For each line of the listing below that contains the string "我的订单", copy the line.

* Recorded information
****
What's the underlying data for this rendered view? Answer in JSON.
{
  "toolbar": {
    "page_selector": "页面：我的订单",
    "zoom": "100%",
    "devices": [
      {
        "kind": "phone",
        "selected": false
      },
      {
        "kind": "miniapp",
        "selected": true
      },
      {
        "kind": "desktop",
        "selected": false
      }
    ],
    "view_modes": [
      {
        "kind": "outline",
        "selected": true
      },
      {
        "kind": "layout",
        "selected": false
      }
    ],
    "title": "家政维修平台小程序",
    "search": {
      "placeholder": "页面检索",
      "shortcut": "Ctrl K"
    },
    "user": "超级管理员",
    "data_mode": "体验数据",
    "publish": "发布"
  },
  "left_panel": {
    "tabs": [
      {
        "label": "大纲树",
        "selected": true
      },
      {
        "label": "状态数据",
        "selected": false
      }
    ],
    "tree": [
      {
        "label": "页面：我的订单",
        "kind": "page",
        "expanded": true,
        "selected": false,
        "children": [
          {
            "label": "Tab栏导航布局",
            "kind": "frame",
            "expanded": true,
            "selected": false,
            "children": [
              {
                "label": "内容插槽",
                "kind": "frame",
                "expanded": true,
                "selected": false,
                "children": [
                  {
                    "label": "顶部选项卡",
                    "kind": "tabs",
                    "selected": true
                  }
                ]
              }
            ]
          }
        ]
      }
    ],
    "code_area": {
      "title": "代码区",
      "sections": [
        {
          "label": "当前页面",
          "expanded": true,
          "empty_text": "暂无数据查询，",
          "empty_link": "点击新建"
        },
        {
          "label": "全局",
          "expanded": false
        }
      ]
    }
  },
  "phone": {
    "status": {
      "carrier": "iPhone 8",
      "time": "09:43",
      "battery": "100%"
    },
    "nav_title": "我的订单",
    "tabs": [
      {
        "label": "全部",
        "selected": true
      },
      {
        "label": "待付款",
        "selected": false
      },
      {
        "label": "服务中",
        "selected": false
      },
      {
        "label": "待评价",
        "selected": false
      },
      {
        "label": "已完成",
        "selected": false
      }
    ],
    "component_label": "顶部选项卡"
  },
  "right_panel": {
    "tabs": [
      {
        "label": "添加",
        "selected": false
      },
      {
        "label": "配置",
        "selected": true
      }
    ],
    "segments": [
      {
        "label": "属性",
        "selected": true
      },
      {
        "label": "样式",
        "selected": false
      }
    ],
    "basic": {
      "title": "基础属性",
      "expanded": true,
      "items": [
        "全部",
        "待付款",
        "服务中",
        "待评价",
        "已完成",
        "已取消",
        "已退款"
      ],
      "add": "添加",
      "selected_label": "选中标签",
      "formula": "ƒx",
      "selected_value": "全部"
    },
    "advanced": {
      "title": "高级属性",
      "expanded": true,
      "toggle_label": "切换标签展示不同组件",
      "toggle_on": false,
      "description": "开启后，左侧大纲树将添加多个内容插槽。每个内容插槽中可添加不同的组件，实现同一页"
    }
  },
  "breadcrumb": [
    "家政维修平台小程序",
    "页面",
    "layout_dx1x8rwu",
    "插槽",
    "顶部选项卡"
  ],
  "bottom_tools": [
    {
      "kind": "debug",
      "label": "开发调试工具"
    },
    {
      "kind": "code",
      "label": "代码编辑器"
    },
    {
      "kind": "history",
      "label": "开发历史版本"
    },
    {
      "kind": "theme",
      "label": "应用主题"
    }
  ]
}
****
* Solution to this task
    "page_selector": "页面：我的订单",
        "label": "页面：我的订单",
    "nav_title": "我的订单",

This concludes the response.